*DATA:*
────

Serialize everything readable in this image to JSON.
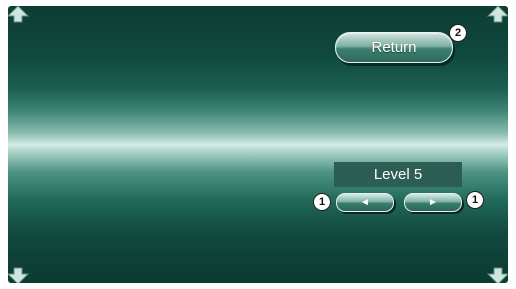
{
  "header": {
    "return_label": "Return",
    "return_badge": "2"
  },
  "level": {
    "value_label": "Level 5",
    "decrease_glyph": "◄",
    "increase_glyph": "►",
    "decrease_badge": "1",
    "increase_badge": "1"
  },
  "colors": {
    "background_dark": "#0c3d33",
    "band_light": "#d5ece4",
    "button_face": "#7fb1a4",
    "level_box": "#2c5e54"
  },
  "icons": {
    "corners": [
      "arrow-up-icon",
      "arrow-up-icon",
      "arrow-down-icon",
      "arrow-down-icon"
    ]
  }
}
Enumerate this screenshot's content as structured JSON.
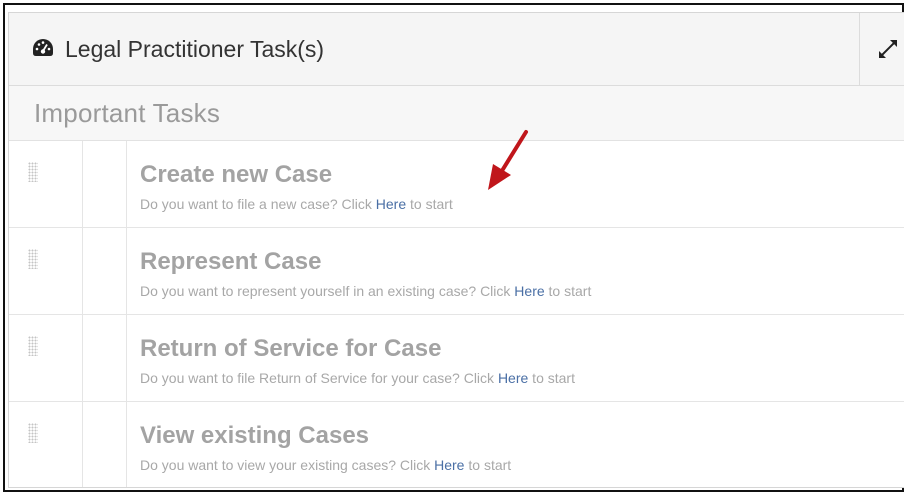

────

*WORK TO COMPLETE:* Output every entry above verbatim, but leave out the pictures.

*TASK OUTPUT:*
Serialize everything readable in this image to JSON.
{
  "header": {
    "return_label": "Return",
    "return_badge": "2"
  },
  "level": {
    "value_label": "Level 5",
    "decrease_glyph": "◄",
    "increase_glyph": "►",
    "decrease_badge": "1",
    "increase_badge": "1"
  },
  "colors": {
    "background_dark": "#0c3d33",
    "band_light": "#d5ece4",
    "button_face": "#7fb1a4",
    "level_box": "#2c5e54"
  },
  "icons": {
    "corners": [
      "arrow-up-icon",
      "arrow-up-icon",
      "arrow-down-icon",
      "arrow-down-icon"
    ]
  }
}
Enumerate this screenshot's content as structured JSON.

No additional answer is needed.